Pfeiffer was the official who vouched for the “long-form” birth certificate image the day it was released to the public, April 27, 2011. His photo and title appear at the bottom of the now-archived blog post chronicling the process by which to certified copies of the “long-form” birth certificate were allegedly obtained from the Hawaii Department of Health several days before by Obama’s then-personal attorney, Judith Corley of Perkins Coie.
Doubts about Obama’s eligibility arose as early as 2007 but were squelched by a partisan, sycophantic media which nevertheless itself speculated that Obama was born in a foreign country. Despite calls, letters, emails and faxes which likely numbered in the thousands or tens of thousands, no member of Congress would tackle the question and demand proof of Obama’s eligibility as a “natural born Citizen” either before or after the 2008 election.
Following the publication of the image, several graphics experts came forward to say that it was a poorly-drafted forgery. Concerns about the upcoming 2012 presidential election burgeoned among many Americans, including members of a Tea Party group in Surprise, AZ, which decided to approach their Sheriff, Joseph Arpaio, to request an investigation.
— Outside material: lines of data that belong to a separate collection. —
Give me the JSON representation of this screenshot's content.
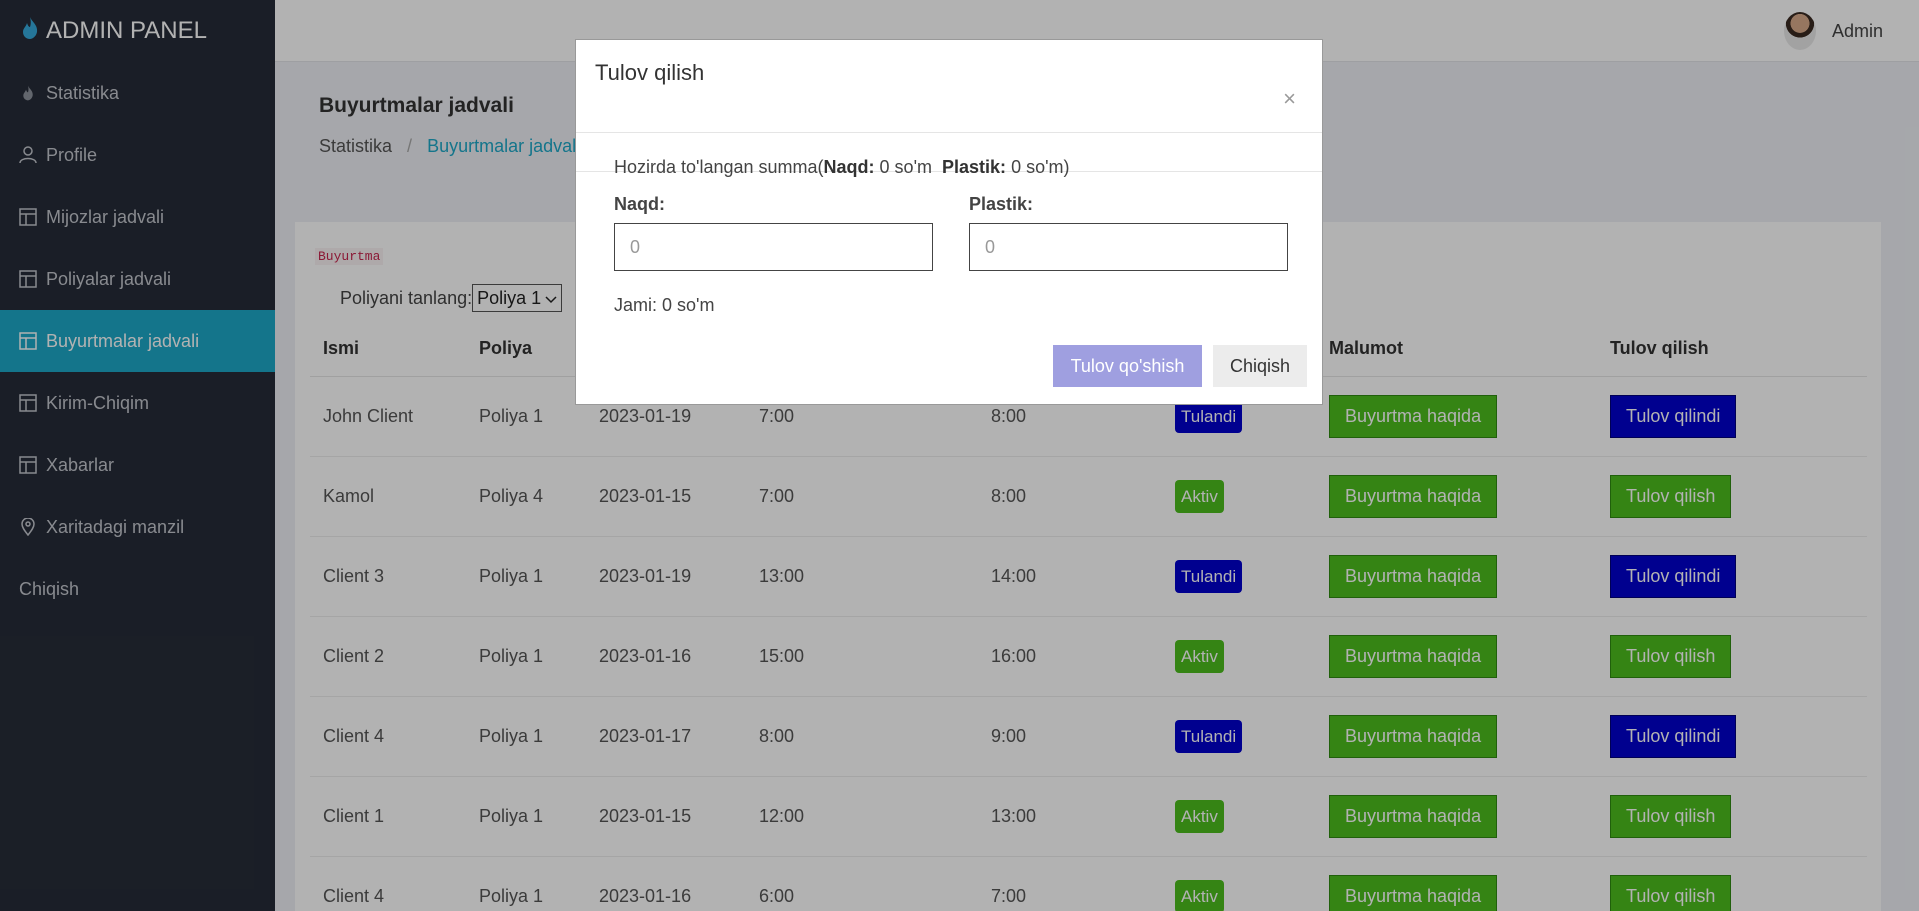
{
  "brand": {
    "title": "ADMIN PANEL",
    "icon": "fire-icon"
  },
  "sidebar": {
    "items": [
      {
        "label": "Statistika",
        "icon": "fire-icon"
      },
      {
        "label": "Profile",
        "icon": "user-icon"
      },
      {
        "label": "Mijozlar jadvali",
        "icon": "table-icon"
      },
      {
        "label": "Poliyalar jadvali",
        "icon": "table-icon"
      },
      {
        "label": "Buyurtmalar jadvali",
        "icon": "table-icon",
        "active": true
      },
      {
        "label": "Kirim-Chiqim",
        "icon": "table-icon"
      },
      {
        "label": "Xabarlar",
        "icon": "table-icon"
      },
      {
        "label": "Xaritadagi manzil",
        "icon": "map-pin-icon"
      },
      {
        "label": "Chiqish"
      }
    ]
  },
  "topbar": {
    "username": "Admin"
  },
  "header": {
    "title": "Buyurtmalar jadvali",
    "breadcrumb_root": "Statistika",
    "breadcrumb_sep": "/",
    "breadcrumb_current": "Buyurtmalar jadvali"
  },
  "main": {
    "tag": "Buyurtma",
    "select_label": "Poliyani tanlang:",
    "select_value": "Poliya 1",
    "columns": [
      "Ismi",
      "Poliya",
      "",
      "",
      "",
      "",
      "Malumot",
      "Tulov qilish"
    ],
    "rows": [
      {
        "name": "John Client",
        "poliya": "Poliya 1",
        "date": "2023-01-19",
        "start": "7:00",
        "end": "8:00",
        "status": "Tulandi",
        "info": "Buyurtma haqida",
        "pay": "Tulov qilindi"
      },
      {
        "name": "Kamol",
        "poliya": "Poliya 4",
        "date": "2023-01-15",
        "start": "7:00",
        "end": "8:00",
        "status": "Aktiv",
        "info": "Buyurtma haqida",
        "pay": "Tulov qilish"
      },
      {
        "name": "Client 3",
        "poliya": "Poliya 1",
        "date": "2023-01-19",
        "start": "13:00",
        "end": "14:00",
        "status": "Tulandi",
        "info": "Buyurtma haqida",
        "pay": "Tulov qilindi"
      },
      {
        "name": "Client 2",
        "poliya": "Poliya 1",
        "date": "2023-01-16",
        "start": "15:00",
        "end": "16:00",
        "status": "Aktiv",
        "info": "Buyurtma haqida",
        "pay": "Tulov qilish"
      },
      {
        "name": "Client 4",
        "poliya": "Poliya 1",
        "date": "2023-01-17",
        "start": "8:00",
        "end": "9:00",
        "status": "Tulandi",
        "info": "Buyurtma haqida",
        "pay": "Tulov qilindi"
      },
      {
        "name": "Client 1",
        "poliya": "Poliya 1",
        "date": "2023-01-15",
        "start": "12:00",
        "end": "13:00",
        "status": "Aktiv",
        "info": "Buyurtma haqida",
        "pay": "Tulov qilish"
      },
      {
        "name": "Client 4",
        "poliya": "Poliya 1",
        "date": "2023-01-16",
        "start": "6:00",
        "end": "7:00",
        "status": "Aktiv",
        "info": "Buyurtma haqida",
        "pay": "Tulov qilish"
      }
    ]
  },
  "modal": {
    "title": "Tulov qilish",
    "close": "×",
    "current_prefix": "Hozirda to'langan summa(",
    "cash_label_inline": "Naqd:",
    "cash_value_inline": "0 so'm",
    "card_label_inline": "Plastik:",
    "card_value_inline": "0 so'm)",
    "cash_label": "Naqd:",
    "cash_placeholder": "0",
    "card_label": "Plastik:",
    "card_placeholder": "0",
    "total": "Jami: 0 so'm",
    "submit": "Tulov qo'shish",
    "exit": "Chiqish"
  },
  "colors": {
    "accent": "#1da8c7",
    "paid": "#0000cd",
    "active": "#4cbe1e",
    "sidebar": "#262c38"
  }
}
Arpaio assented, assigning the task to his “Cold Case Posse” led by former New Jersey detective Mike Zullo and consisting of former law enforcement officers and attorneys.
Within days, Zullo was forced to inform Arpaio that the image was plagued with irregularities and could not be “cleared” as genuine. That finding launched what became a 5+-year investigation culminating not only in Zullo’s conclusion that the image is a “computer-generated forgery,” but also with the concurrence of two reputable forensic analysts.
In response to Pfeiffer’s tweet, The Post & Email tweeted: